### WHAT YOU WILL DO:
Copy each entry below exactly.

### DATA FOR THIS EXERCISE:
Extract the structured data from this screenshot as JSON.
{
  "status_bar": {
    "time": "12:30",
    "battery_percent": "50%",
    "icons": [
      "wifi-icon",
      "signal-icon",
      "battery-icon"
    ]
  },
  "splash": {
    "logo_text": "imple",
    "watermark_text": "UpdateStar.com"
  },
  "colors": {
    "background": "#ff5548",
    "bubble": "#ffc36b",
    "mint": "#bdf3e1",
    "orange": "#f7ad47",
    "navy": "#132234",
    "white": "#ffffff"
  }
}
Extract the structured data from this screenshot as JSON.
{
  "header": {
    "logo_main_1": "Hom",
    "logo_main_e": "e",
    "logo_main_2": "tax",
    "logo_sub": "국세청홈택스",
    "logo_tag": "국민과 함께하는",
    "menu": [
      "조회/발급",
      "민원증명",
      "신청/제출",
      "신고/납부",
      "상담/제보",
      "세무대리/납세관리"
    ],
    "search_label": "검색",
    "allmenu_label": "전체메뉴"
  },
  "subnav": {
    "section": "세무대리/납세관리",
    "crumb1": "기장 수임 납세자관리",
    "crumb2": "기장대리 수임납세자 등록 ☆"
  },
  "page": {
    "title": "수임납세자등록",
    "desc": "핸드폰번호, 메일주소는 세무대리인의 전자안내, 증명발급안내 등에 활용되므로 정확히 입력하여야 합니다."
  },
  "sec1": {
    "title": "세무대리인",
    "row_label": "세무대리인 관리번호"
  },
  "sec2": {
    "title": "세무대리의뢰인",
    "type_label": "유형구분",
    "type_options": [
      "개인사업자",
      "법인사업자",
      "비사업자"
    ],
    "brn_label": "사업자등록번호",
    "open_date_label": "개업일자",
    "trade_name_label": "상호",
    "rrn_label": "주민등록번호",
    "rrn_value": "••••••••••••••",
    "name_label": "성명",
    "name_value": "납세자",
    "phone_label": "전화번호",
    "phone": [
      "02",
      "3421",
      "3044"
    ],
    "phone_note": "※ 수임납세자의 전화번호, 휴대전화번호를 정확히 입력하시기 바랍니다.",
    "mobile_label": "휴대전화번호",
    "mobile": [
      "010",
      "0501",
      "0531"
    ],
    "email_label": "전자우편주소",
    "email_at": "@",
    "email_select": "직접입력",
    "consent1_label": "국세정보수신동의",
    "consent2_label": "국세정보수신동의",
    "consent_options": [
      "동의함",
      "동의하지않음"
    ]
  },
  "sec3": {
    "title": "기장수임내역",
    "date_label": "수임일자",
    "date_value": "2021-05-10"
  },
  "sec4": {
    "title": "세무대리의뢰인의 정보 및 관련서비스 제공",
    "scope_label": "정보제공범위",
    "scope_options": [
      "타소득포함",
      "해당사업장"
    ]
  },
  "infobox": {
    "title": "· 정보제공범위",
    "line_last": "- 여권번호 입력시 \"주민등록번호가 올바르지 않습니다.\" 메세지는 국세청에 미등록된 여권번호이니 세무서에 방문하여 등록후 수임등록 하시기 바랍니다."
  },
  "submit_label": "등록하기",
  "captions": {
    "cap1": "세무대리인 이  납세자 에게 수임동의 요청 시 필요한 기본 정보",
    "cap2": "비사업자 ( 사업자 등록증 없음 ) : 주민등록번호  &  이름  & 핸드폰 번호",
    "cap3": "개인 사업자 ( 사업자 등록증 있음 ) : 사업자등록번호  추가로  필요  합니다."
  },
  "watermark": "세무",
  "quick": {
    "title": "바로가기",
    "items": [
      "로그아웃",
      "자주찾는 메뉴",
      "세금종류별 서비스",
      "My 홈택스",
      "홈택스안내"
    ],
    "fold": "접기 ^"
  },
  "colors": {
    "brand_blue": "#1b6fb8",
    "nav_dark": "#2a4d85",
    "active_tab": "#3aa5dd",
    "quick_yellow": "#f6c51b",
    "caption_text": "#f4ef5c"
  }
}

### EXERCISE ANSWER:
Extract the structured data from this screenshot as JSON.
{
  "status_bar": {
    "time": "12:30",
    "battery_percent": "50%",
    "icons": [
      "wifi-icon",
      "signal-icon",
      "battery-icon"
    ]
  },
  "splash": {
    "logo_text": "imple",
    "watermark_text": "UpdateStar.com"
  },
  "colors": {
    "background": "#ff5548",
    "bubble": "#ffc36b",
    "mint": "#bdf3e1",
    "orange": "#f7ad47",
    "navy": "#132234",
    "white": "#ffffff"
  }
}
Extract the structured data from this screenshot as JSON.
{
  "header": {
    "logo_main_1": "Hom",
    "logo_main_e": "e",
    "logo_main_2": "tax",
    "logo_sub": "국세청홈택스",
    "logo_tag": "국민과 함께하는",
    "menu": [
      "조회/발급",
      "민원증명",
      "신청/제출",
      "신고/납부",
      "상담/제보",
      "세무대리/납세관리"
    ],
    "search_label": "검색",
    "allmenu_label": "전체메뉴"
  },
  "subnav": {
    "section": "세무대리/납세관리",
    "crumb1": "기장 수임 납세자관리",
    "crumb2": "기장대리 수임납세자 등록 ☆"
  },
  "page": {
    "title": "수임납세자등록",
    "desc": "핸드폰번호, 메일주소는 세무대리인의 전자안내, 증명발급안내 등에 활용되므로 정확히 입력하여야 합니다."
  },
  "sec1": {
    "title": "세무대리인",
    "row_label": "세무대리인 관리번호"
  },
  "sec2": {
    "title": "세무대리의뢰인",
    "type_label": "유형구분",
    "type_options": [
      "개인사업자",
      "법인사업자",
      "비사업자"
    ],
    "brn_label": "사업자등록번호",
    "open_date_label": "개업일자",
    "trade_name_label": "상호",
    "rrn_label": "주민등록번호",
    "rrn_value": "••••••••••••••",
    "name_label": "성명",
    "name_value": "납세자",
    "phone_label": "전화번호",
    "phone": [
      "02",
      "3421",
      "3044"
    ],
    "phone_note": "※ 수임납세자의 전화번호, 휴대전화번호를 정확히 입력하시기 바랍니다.",
    "mobile_label": "휴대전화번호",
    "mobile": [
      "010",
      "0501",
      "0531"
    ],
    "email_label": "전자우편주소",
    "email_at": "@",
    "email_select": "직접입력",
    "consent1_label": "국세정보수신동의",
    "consent2_label": "국세정보수신동의",
    "consent_options": [
      "동의함",
      "동의하지않음"
    ]
  },
  "sec3": {
    "title": "기장수임내역",
    "date_label": "수임일자",
    "date_value": "2021-05-10"
  },
  "sec4": {
    "title": "세무대리의뢰인의 정보 및 관련서비스 제공",
    "scope_label": "정보제공범위",
    "scope_options": [
      "타소득포함",
      "해당사업장"
    ]
  },
  "infobox": {
    "title": "· 정보제공범위",
    "line_last": "- 여권번호 입력시 \"주민등록번호가 올바르지 않습니다.\" 메세지는 국세청에 미등록된 여권번호이니 세무서에 방문하여 등록후 수임등록 하시기 바랍니다."
  },
  "submit_label": "등록하기",
  "captions": {
    "cap1": "세무대리인 이  납세자 에게 수임동의 요청 시 필요한 기본 정보",
    "cap2": "비사업자 ( 사업자 등록증 없음 ) : 주민등록번호  &  이름  & 핸드폰 번호",
    "cap3": "개인 사업자 ( 사업자 등록증 있음 ) : 사업자등록번호  추가로  필요  합니다."
  },
  "watermark": "세무",
  "quick": {
    "title": "바로가기",
    "items": [
      "로그아웃",
      "자주찾는 메뉴",
      "세금종류별 서비스",
      "My 홈택스",
      "홈택스안내"
    ],
    "fold": "접기 ^"
  },
  "colors": {
    "brand_blue": "#1b6fb8",
    "nav_dark": "#2a4d85",
    "active_tab": "#3aa5dd",
    "quick_yellow": "#f6c51b",
    "caption_text": "#f4ef5c"
  }
}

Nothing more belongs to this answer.